The Judicial Review and Courts Act 2022 (the “Act“) received Royal Assent on 28 April 2022. The Act is based on the Judicial Review and Courts Bill (“Bill”) which was introduced to Parliament on 22 July 2021 after the Independent Review of Administrative Law (IRAL) had been carried out. The IRAL was established following the 2019 Conservative Party manifesto commitment that it would “ensure that judicial review is available to protect the rights of the individuals against an overbearing state, while ensuring that it is not abused to conduct politics by another means or to create needless delays”.

The Bill proposed two key changes to quashing orders: (1) granting the Court discretion to suspend the effect of a quashing order and (2) to limit the retrospective effect of such an order, allowing the Court to order that a challenged decision will not be overturned until a date in the future. The Bill also proposed to abolish ‘Cart’ judicial reviews such that when the Upper Tribunal refuses permission to appeal a decision of the First-tier Tribunal, that decision is final and not liable to be questioned or set aside in any other court (subject to certain limited exceptions).

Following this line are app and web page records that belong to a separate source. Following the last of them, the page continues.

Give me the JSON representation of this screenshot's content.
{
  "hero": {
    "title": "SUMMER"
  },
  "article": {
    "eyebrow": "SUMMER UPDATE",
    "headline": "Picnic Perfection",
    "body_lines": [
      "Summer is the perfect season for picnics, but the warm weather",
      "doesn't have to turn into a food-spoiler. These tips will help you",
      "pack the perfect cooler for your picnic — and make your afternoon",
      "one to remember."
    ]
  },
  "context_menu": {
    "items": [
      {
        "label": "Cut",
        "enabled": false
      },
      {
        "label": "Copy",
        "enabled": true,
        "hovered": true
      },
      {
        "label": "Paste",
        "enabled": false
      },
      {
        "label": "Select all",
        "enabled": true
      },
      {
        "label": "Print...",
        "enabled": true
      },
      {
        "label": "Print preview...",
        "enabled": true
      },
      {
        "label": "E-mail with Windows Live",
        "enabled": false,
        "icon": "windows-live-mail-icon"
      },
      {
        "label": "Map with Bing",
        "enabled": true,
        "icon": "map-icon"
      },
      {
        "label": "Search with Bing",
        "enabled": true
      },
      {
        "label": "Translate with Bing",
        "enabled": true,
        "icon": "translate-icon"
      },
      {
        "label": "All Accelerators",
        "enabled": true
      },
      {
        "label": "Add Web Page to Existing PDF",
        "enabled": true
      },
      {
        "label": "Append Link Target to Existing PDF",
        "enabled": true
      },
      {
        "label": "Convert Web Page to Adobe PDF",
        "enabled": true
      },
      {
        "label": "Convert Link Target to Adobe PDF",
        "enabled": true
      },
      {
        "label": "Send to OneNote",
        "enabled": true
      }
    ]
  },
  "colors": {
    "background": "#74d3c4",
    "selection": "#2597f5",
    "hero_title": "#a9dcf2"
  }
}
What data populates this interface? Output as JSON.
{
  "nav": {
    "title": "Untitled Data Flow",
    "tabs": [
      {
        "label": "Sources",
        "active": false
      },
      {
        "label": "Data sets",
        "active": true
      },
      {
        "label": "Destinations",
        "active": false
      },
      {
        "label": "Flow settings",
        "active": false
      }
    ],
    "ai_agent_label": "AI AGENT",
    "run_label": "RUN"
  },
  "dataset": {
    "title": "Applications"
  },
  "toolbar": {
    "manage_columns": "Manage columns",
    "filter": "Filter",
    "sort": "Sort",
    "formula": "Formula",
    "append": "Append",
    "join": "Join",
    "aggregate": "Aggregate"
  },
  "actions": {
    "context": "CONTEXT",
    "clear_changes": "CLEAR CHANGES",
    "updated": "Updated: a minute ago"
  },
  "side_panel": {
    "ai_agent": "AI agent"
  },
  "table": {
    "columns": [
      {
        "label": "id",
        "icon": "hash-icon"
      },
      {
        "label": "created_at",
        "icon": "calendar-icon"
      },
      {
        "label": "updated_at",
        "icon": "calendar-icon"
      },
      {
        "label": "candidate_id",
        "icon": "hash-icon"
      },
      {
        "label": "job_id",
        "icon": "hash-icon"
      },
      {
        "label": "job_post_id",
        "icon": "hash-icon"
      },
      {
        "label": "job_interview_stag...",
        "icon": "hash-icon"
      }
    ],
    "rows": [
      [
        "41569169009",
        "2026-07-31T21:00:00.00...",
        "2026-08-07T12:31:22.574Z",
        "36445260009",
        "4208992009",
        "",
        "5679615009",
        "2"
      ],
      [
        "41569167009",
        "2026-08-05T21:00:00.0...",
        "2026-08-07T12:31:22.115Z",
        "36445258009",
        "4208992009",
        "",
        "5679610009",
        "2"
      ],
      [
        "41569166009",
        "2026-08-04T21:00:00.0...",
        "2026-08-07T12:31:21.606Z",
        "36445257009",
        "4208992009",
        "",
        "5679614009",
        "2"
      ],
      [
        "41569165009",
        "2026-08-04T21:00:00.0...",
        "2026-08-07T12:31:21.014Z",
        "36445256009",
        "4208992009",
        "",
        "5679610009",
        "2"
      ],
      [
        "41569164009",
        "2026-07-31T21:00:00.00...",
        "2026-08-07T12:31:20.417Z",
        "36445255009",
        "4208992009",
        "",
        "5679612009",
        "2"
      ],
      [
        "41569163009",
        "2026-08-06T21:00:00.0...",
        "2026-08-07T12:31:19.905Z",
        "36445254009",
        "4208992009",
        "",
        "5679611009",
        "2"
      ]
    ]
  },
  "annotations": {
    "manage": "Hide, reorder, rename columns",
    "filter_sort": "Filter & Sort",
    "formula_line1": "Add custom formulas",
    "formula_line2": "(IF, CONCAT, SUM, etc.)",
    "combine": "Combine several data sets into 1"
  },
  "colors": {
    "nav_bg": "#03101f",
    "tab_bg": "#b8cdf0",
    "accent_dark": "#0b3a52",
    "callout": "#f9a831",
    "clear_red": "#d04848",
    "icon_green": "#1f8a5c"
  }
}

The limitation that a quashing order should have only prospective effect was the most controversial change put forward in the Bill. Quashing orders are the most common remedy awarded to a successful claimant. The proposed limitation meant that the decision, albeit found to be unlawful, will remain valid up to the date of the Court’s decision, which means that those affected by the decision will be unable to obtain redress for any harm caused up to that date. At the time the Bill was introduced, a quashing order always nullified the decision being challenged such that it was completely invalid. The decision maker had to make the decision again in the light of the Court’s findings.  The government argued that if quashing orders only had prospective effect, this would ensure good administration and increase certainty, although it also acknowledged that this could lead to unjust outcomes for those who have already been affected by an improperly made policy.

The House of Lords proposed relatively significant amendments to the Bill in relation to judicial review but these amendments were largely rejected by the government. As such, the Act for the most part reflects the original Bill. However, a key difference is that the Act does not contain the statutory presumption in favour of suspended and prospective-only quashing orders. This means that the Courts will not need to justify making a “regular” quashing order, as opposed to a suspended quashing order or a prospective quashing order.

The Act also sets out a procedure for the introduction of a set of Online Procedure Rules with only minor amendments from the provisions contained in the original Bill.

The full Act can be found here.

Joanna Ludlam

Joanna Ludlam is a partner in the Dispute Resolution team in Baker McKenzie's London office, where she leads the market-leading Regulatory, Public & Media law team and also co-leads the office's Compliance & Investigations Practice Group. At an international level, she co-chairs Baker McKenzie's Global Compliance & Investigations Steering Committee. In 2016, Joanna was named as one of The Lawyer’s “Hot 100” for her practice, and is recognised by Legal 500 and Chambers & Partners.


Olivia Strafford is a trainee solicitor in the Baker McKenzie Dispute Resolution team based in London.